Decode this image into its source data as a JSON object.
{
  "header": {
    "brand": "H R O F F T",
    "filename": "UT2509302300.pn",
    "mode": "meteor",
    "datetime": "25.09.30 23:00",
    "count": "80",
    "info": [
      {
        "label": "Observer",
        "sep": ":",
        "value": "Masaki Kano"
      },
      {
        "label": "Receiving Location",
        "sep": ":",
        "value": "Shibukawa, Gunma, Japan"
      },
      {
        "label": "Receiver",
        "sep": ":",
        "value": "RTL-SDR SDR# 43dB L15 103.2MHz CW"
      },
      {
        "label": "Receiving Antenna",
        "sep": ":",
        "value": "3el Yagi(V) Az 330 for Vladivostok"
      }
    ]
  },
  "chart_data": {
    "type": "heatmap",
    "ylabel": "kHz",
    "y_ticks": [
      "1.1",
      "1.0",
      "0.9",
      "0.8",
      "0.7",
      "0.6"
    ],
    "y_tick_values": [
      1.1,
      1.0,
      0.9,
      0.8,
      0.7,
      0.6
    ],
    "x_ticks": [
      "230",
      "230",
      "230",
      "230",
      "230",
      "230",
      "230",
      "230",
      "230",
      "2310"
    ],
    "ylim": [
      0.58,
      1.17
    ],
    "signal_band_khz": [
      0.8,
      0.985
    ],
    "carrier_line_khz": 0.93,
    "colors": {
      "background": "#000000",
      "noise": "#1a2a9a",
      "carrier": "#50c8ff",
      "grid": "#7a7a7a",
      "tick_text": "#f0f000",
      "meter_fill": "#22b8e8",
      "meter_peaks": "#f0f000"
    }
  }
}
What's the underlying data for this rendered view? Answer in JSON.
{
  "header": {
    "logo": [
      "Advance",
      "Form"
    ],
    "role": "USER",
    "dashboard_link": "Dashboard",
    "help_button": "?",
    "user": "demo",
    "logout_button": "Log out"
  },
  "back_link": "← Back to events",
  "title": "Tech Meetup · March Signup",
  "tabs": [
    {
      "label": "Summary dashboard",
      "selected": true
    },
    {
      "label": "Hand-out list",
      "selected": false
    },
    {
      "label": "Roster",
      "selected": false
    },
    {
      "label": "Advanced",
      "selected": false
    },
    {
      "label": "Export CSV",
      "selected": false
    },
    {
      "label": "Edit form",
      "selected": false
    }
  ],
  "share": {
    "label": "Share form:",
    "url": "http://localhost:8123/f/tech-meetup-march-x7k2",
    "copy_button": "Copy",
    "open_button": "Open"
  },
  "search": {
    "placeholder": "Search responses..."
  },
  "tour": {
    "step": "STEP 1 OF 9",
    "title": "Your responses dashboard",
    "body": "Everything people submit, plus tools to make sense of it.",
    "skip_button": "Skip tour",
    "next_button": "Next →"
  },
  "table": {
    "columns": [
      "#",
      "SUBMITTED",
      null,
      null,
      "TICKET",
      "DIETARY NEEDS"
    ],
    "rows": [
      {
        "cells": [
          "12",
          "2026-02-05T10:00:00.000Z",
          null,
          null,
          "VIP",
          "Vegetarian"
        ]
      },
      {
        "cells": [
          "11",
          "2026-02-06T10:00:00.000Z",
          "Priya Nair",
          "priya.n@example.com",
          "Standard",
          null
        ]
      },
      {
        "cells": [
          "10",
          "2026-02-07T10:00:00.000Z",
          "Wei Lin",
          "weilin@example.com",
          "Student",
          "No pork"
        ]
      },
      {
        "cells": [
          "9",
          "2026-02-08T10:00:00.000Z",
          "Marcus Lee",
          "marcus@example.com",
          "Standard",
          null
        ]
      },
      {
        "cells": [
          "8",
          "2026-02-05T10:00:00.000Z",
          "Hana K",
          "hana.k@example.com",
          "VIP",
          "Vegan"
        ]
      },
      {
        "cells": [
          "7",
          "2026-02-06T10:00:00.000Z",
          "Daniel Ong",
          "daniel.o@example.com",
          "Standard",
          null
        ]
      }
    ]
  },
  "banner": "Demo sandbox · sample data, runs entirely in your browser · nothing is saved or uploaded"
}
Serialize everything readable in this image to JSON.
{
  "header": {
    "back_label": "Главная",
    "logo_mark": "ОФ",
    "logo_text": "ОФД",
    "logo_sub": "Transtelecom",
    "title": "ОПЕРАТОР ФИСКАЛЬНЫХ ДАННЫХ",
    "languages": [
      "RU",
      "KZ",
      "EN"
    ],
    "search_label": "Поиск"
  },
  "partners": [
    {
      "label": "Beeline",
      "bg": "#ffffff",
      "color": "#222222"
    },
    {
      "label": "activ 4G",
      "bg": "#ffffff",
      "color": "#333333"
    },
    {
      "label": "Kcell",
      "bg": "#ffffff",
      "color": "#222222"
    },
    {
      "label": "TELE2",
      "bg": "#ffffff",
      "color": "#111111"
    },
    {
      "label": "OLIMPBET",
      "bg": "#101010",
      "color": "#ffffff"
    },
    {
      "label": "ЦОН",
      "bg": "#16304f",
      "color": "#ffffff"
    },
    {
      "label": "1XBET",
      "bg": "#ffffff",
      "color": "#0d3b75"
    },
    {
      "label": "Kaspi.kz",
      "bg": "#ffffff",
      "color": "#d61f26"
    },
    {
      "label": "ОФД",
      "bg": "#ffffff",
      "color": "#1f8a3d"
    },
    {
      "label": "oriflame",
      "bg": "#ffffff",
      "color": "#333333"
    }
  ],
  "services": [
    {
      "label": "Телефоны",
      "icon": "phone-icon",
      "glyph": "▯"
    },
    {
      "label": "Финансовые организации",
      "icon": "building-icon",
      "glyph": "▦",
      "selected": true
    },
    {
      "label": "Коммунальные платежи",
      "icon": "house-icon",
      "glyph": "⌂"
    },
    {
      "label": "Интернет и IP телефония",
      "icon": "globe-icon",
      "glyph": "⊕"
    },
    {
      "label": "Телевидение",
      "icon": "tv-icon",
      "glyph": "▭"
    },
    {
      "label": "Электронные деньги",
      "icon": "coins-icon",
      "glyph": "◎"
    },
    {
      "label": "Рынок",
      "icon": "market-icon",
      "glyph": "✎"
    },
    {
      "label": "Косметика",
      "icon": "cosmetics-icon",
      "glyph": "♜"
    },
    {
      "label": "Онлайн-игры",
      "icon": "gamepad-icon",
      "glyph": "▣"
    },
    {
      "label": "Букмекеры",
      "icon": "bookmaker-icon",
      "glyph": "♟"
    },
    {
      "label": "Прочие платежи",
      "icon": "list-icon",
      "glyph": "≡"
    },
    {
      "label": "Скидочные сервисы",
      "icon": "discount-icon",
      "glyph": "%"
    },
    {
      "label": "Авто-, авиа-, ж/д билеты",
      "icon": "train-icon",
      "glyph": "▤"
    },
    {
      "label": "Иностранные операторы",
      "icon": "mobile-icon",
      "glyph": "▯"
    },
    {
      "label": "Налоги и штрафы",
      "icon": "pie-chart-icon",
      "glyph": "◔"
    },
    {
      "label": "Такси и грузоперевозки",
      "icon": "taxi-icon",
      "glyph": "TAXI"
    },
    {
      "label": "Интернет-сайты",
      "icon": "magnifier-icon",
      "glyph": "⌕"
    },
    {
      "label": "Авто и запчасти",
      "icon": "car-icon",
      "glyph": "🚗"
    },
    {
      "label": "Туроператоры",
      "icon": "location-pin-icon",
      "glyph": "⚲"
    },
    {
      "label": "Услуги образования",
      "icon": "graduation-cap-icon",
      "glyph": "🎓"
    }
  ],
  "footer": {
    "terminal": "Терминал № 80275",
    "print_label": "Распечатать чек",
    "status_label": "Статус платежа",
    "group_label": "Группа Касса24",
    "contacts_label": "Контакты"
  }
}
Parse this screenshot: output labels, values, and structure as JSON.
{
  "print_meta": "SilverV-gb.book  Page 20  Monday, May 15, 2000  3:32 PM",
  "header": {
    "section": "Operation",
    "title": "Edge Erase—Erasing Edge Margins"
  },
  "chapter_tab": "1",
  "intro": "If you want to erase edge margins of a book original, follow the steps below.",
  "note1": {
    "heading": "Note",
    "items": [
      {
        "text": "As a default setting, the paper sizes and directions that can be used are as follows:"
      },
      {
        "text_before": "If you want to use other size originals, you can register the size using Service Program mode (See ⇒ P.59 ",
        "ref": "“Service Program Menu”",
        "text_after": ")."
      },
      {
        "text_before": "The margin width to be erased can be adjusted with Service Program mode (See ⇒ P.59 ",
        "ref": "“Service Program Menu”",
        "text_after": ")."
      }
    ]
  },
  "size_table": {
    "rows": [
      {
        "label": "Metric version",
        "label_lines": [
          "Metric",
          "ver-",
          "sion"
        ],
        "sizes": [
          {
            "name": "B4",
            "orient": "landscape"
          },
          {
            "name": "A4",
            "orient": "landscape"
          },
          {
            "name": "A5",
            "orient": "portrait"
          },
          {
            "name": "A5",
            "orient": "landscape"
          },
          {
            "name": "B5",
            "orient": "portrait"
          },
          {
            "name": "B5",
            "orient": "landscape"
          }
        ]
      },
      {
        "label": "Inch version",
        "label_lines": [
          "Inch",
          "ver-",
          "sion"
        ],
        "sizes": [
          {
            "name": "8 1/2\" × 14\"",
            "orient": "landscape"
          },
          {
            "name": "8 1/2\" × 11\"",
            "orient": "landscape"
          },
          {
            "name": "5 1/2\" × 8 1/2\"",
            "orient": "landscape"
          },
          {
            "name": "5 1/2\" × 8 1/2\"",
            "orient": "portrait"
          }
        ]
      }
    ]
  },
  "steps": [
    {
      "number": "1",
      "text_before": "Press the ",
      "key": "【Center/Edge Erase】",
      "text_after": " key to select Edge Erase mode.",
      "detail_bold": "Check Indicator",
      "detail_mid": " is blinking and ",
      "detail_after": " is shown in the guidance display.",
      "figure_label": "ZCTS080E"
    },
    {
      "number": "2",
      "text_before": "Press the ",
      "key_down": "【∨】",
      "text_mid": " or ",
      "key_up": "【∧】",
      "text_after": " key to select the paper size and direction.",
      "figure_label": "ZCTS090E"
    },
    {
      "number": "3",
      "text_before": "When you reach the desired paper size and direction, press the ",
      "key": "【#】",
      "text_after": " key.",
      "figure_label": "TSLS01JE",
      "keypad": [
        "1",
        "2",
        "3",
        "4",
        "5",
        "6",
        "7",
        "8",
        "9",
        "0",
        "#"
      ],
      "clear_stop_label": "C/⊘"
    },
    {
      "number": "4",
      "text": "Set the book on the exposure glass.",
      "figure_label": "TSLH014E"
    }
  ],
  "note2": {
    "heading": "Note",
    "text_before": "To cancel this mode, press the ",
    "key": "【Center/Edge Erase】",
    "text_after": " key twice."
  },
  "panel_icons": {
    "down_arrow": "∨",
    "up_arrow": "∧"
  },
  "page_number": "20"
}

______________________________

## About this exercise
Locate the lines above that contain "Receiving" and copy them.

## Written answer
        "label": "Receiving Location",
        "label": "Receiving Antenna",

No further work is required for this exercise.